**** Data shown ****

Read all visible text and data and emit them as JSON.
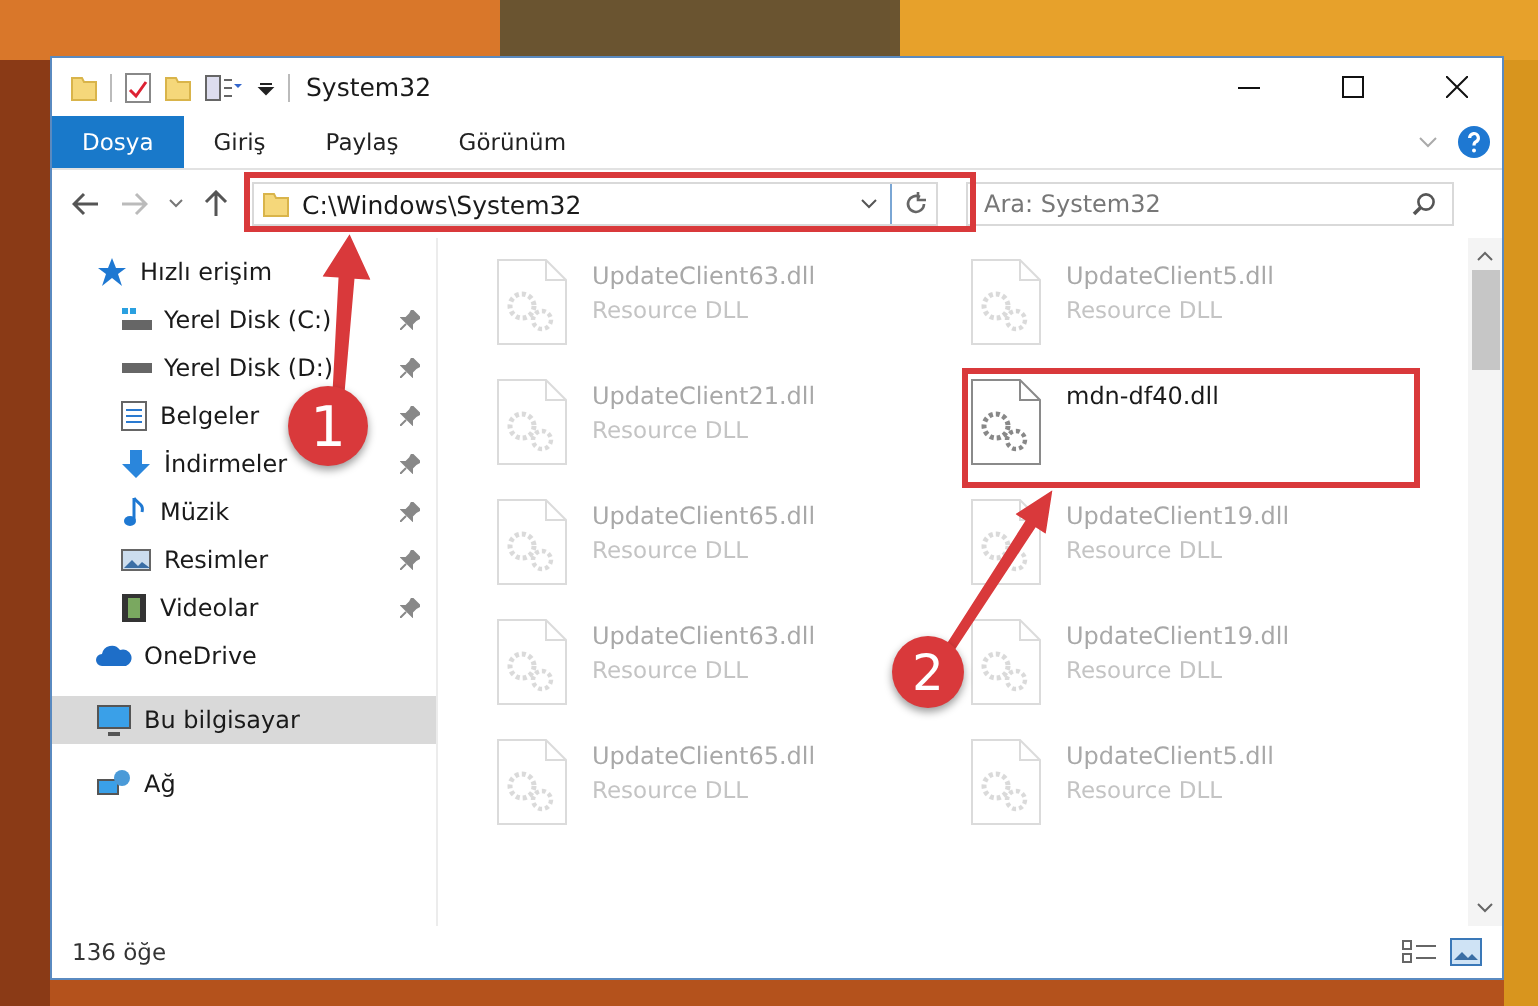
{
  "window": {
    "title": "System32"
  },
  "ribbon_tabs": [
    {
      "label": "Dosya",
      "selected": true
    },
    {
      "label": "Giriş",
      "selected": false
    },
    {
      "label": "Paylaş",
      "selected": false
    },
    {
      "label": "Görünüm",
      "selected": false
    }
  ],
  "address": {
    "path": "C:\\Windows\\System32"
  },
  "search": {
    "placeholder": "Ara: System32"
  },
  "sidebar": {
    "items": [
      {
        "label": "Hızlı erişim",
        "kind": "star",
        "selected": false,
        "children": [
          {
            "label": "Yerel Disk (C:)",
            "kind": "system-drive",
            "pinned": true,
            "selected": false
          },
          {
            "label": "Yerel Disk (D:)",
            "kind": "drive",
            "pinned": true,
            "selected": false
          },
          {
            "label": "Belgeler",
            "kind": "document",
            "pinned": true,
            "selected": false
          },
          {
            "label": "İndirmeler",
            "kind": "download",
            "pinned": true,
            "selected": false
          },
          {
            "label": "Müzik",
            "kind": "music",
            "pinned": true,
            "selected": false
          },
          {
            "label": "Resimler",
            "kind": "pictures",
            "pinned": true,
            "selected": false
          },
          {
            "label": "Videolar",
            "kind": "video",
            "pinned": true,
            "selected": false
          }
        ]
      },
      {
        "label": "OneDrive",
        "kind": "cloud",
        "selected": false
      },
      {
        "label": "Bu bilgisayar",
        "kind": "computer",
        "selected": true
      },
      {
        "label": "Ağ",
        "kind": "network",
        "selected": false
      }
    ]
  },
  "files": [
    {
      "name": "UpdateClient63.dll",
      "type": "Resource DLL",
      "blurred": true
    },
    {
      "name": "UpdateClient5.dll",
      "type": "Resource DLL",
      "blurred": true
    },
    {
      "name": "UpdateClient21.dll",
      "type": "Resource DLL",
      "blurred": true
    },
    {
      "name": "mdn-df40.dll",
      "blurred": false
    },
    {
      "name": "UpdateClient65.dll",
      "type": "Resource DLL",
      "blurred": true
    },
    {
      "name": "UpdateClient19.dll",
      "type": "Resource DLL",
      "blurred": true
    },
    {
      "name": "UpdateClient63.dll",
      "type": "Resource DLL",
      "blurred": true
    },
    {
      "name": "UpdateClient19.dll",
      "type": "Resource DLL",
      "blurred": true
    },
    {
      "name": "UpdateClient65.dll",
      "type": "Resource DLL",
      "blurred": true
    },
    {
      "name": "UpdateClient5.dll",
      "type": "Resource DLL",
      "blurred": true
    }
  ],
  "status_bar": {
    "item_count": "136 öğe"
  },
  "annotations": [
    {
      "number": "1"
    },
    {
      "number": "2"
    }
  ]
}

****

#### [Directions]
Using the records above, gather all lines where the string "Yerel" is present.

#### [Final answer]
            "label": "Yerel Disk (C:)",
            "label": "Yerel Disk (D:)",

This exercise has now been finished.